Climate change v capitalism: the feast is almost over
Guardian – Friday 15 October 2010
Our guest editor, Antony Hegarty, was inspired by Jerry Mander’s 1991 book In the Absence of the Sacred. Here Jerry writes about the incompatibility of tackling climate change and prioritising economic growth.
Six weeks from now, in Cancun, Mexico, the world’s nations will gather under the auspices of the United Nations (the UNFCCC) to again discuss how to alleviate climate change. They’ll try to pick up the broken pieces from last December in Copenhagen, where we witnessed tortured dances by government leaders trying to avoid the realities of our time, and the profound conundrums we face as a society. They accomplished nothing, and may reprise that performance in Cancun.
Take the case of President Obama. He generally signals a serious desire to address climate issues, but, like the leaders of all the developed industrial nations, has been caught in a terrible dilemma.
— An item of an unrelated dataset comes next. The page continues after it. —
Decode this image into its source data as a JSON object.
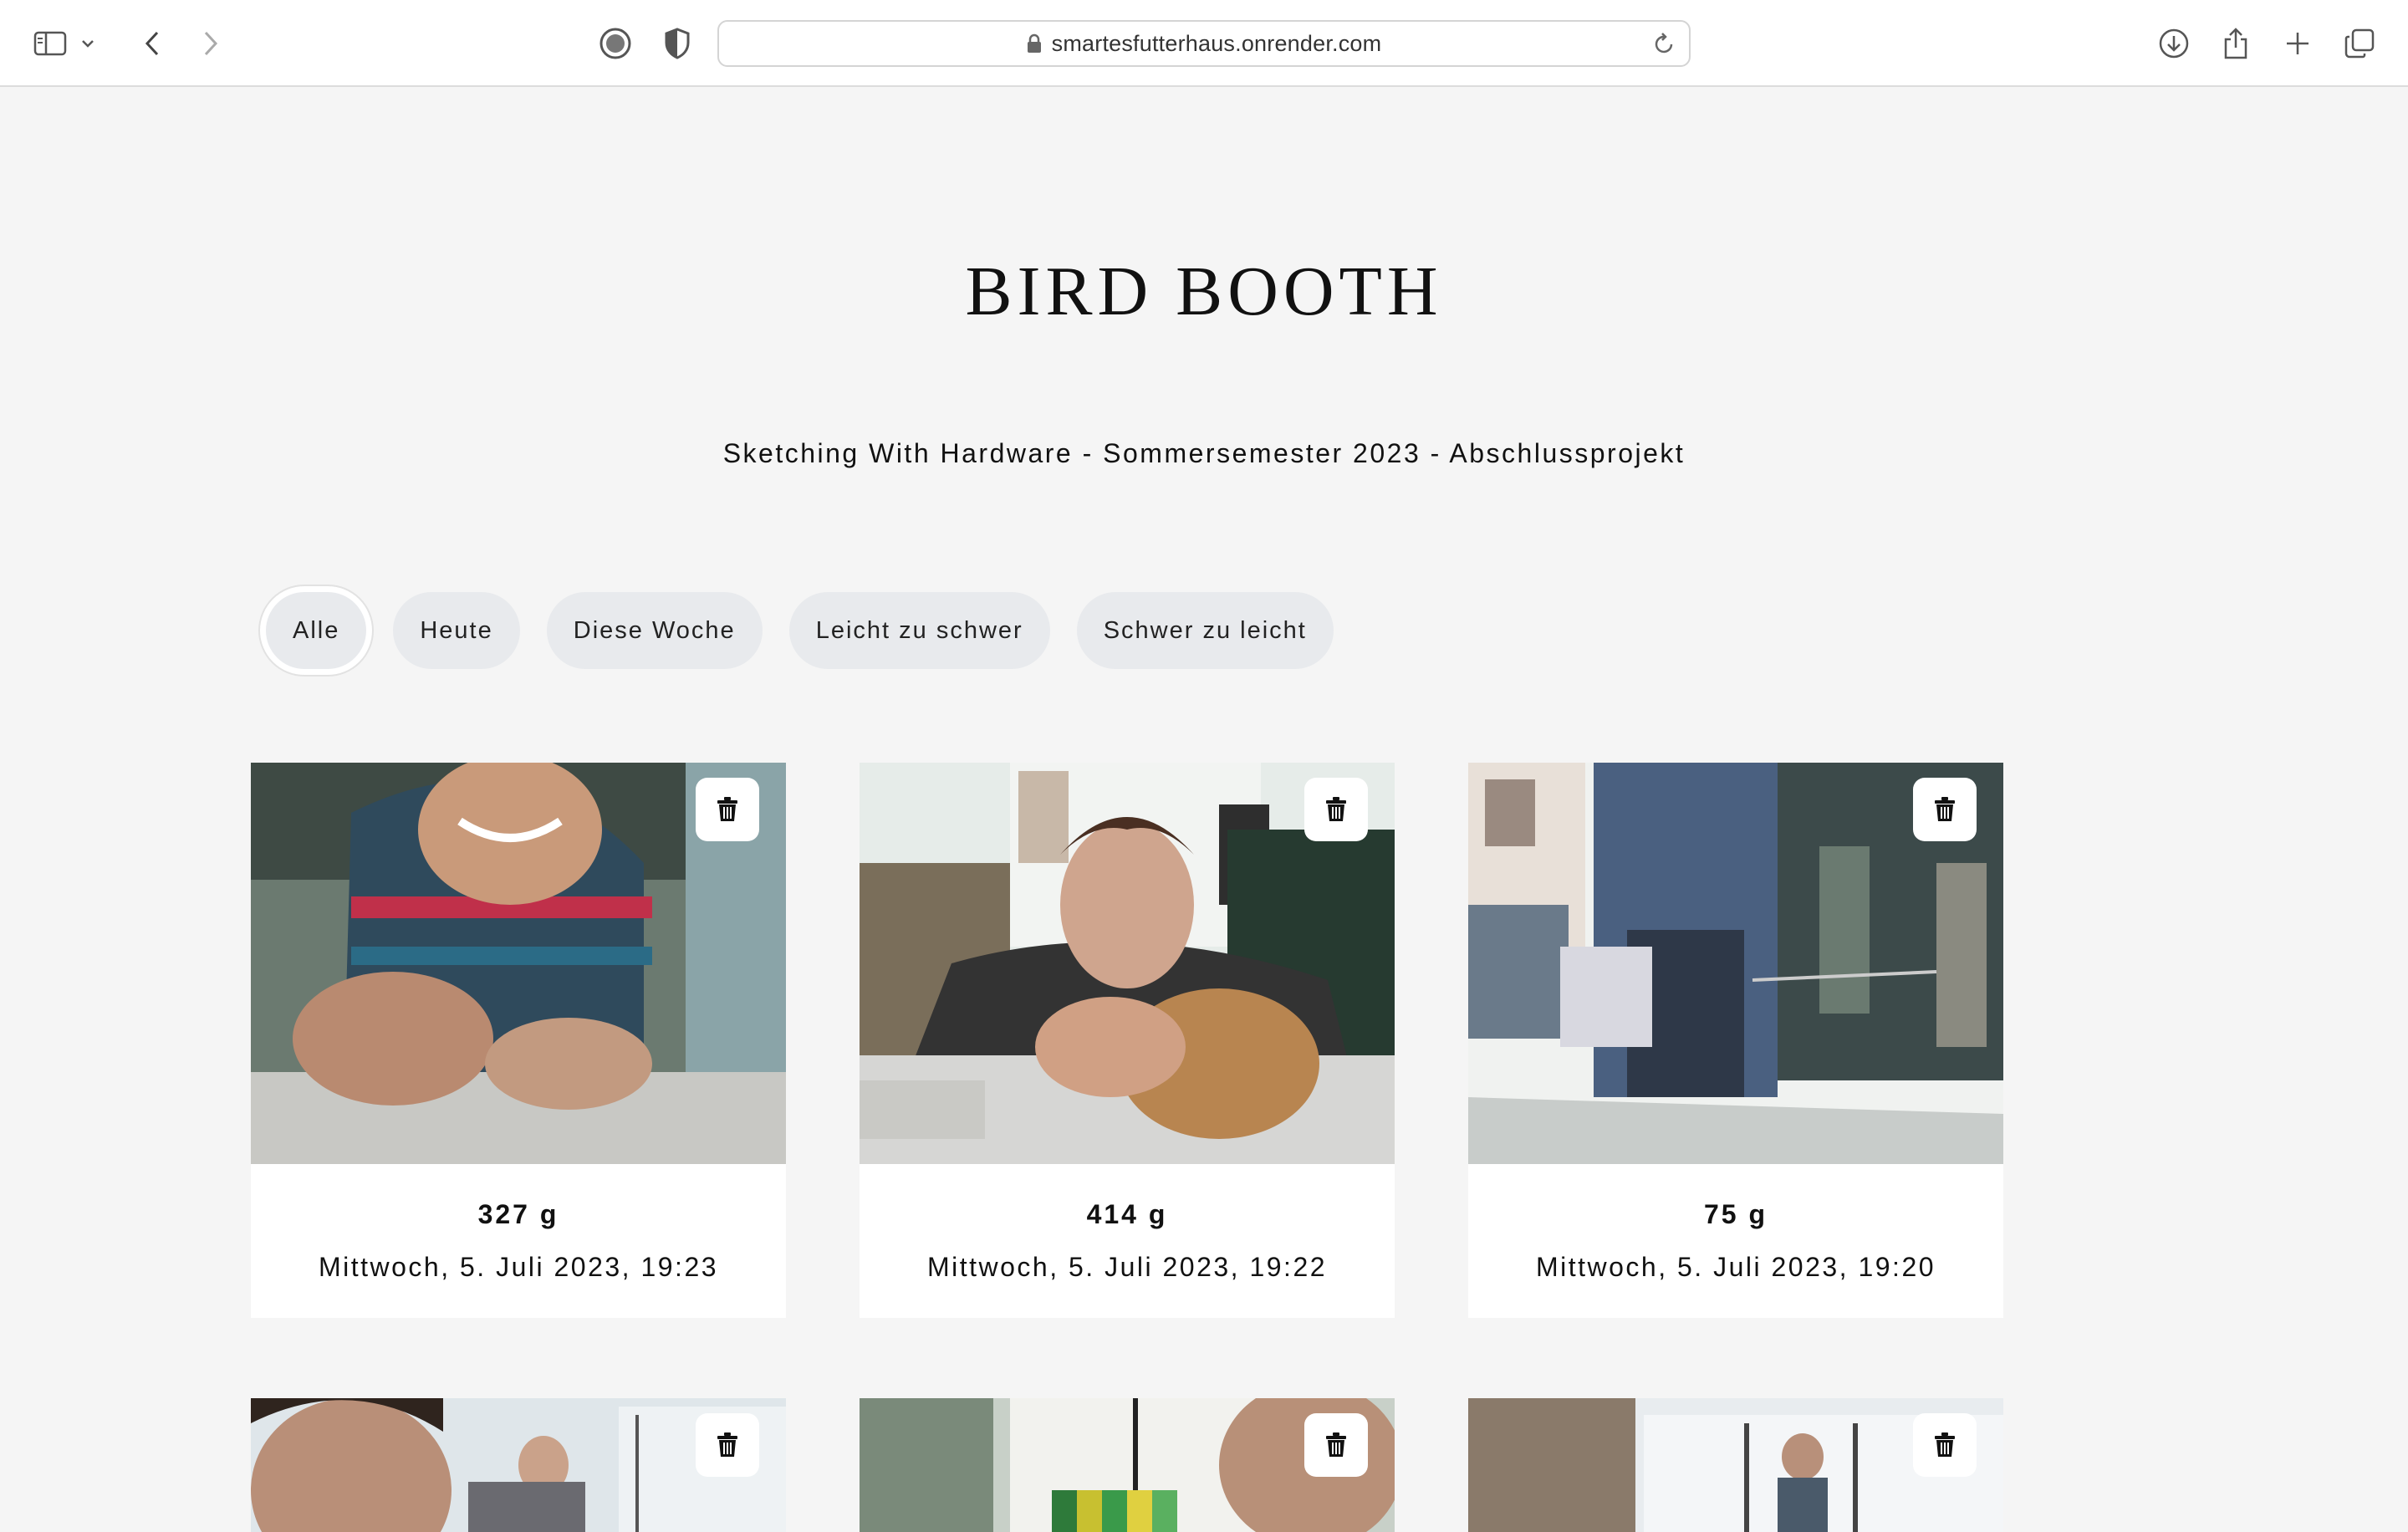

He tries to argue for lower emissions limits, both globally and in the US. But he is simultaneously desperate to revive rapid economic growth and stimulate a sluggish industrial economy hampered by rising costs of energy, rapidly diminishing resources and venal bankers.
So, while Obama talked climate change in Copenhagen, he pushed for accelerated growth and consumption, emphasising such climate-deadly industries as private automobile production, new road construction, nuclear power generation, and continued coal extraction (including horrendous “mountain top removal”) while extolling an entirely theoretical “clean coal”. He was also for expanding manufacture of heavy industrial equipment, and for more export-oriented industrial agriculture, as well as “new housing starts”, increased oil drilling in deepwater zones – such as BP’s – and for deadly tar sands development, all in hopes of growth, profit and jobs.